Last week, iBlast Networks, which comprises 12 major television broadcast groups, announced that it has formed a national network that it says will use a dedicated portion of the digital spectrum assigned to local television stations to deliver a "wide array of high-speed, over-the-air broadband digital content and services" direct to consumers. iBlast claims that this digital content will include music, video, games, software, and other applications.

According to iBlast, it has concluded exclusive agreements with 143 local television stations in 102 markets, covering more than 80% of the US, including New York, Los Angeles, Chicago, Philadelphia, Boston, San Francisco, and Atlanta. At the time of its projected launch early in 2001, iBlast expects to have agreements with stations covering in excess of 95% of the country's homes.

iBlast says it will create a branded network that is the "farthest-reaching, fastest, and most cost-effective distribution system" for digital content, applications, and services. The company also claims that their service will "seamlessly" co-exist with the stations' traditional over-the-air and HDTV programming.

Using low-cost receiving antennas and Internet Protocol (IP) technologies along with the existing broadcast infrastructure, iBlast intends to bridge what it terms the "broadband divide" between content and service providers and their customers. A company statement claims that "the iBlast broadcast network is capable of delivering data at guaranteed speeds that are more than five times faster than DSL or cable-modem connections, and up to 200 times faster than upgraded 56k modems. By offering fundamentally improved economics, unsurpassed end-to-end quality of service, speed, and an IP-based, open standards approach, iBlast opens the floodgates for rich, broadband media and services to reach the consumer directly, through the installed base of personal computers and, in the future, a new world of emerging Internet appliances."
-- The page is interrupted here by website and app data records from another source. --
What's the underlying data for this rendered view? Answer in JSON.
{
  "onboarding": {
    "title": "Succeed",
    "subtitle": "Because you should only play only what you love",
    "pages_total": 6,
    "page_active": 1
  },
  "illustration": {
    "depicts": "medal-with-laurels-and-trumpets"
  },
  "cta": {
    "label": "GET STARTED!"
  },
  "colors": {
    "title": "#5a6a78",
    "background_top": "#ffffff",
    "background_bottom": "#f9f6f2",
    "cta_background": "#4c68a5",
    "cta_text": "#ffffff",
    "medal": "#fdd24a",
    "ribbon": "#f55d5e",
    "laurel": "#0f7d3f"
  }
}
The company explains that its strategy is to deploy its network through multiple stations in each market, providing for maximum capacity and a common standard for the distribution of data over the air. Under terms of the agreements disclosed by iBlast, the station groups are contributing a portion of their allocated digital spectrum, a cash investment, and a guaranteed marketing commitment in exchange for equity ownership in the company, an ongoing revenue-sharing arrangement, and the ability to use iBlast's equipment to distribute local data content to consumers.

A company spokesperson states that "through the iBlast network, we have together created a free, wireless platform capable of distributing vast amounts of digital content, in varying forms, directly to consumers with incredible speed and efficiency. Because the value and the power of the network will increase with scale, we will continue to add new broadcast groups and stations that share our commitment to this form of digital delivery."

Tribune Broadcasting's Dennis FitzSimons says, "the formation of iBlast underscores broadcasters' commitment to use the digital spectrum to deliver both high-definition pictures and additional digital content to their communities of license." Cox Broadcasting's Andy Fisher adds that "while HDTV will remain one of the primary uses for our digital spectrum, the introduction of iBlast represents an entirely new and valuable use of this important asset: the transmission of the full range of digital content, applications, and services delivered free to consumers, in the convenience of their homes or offices."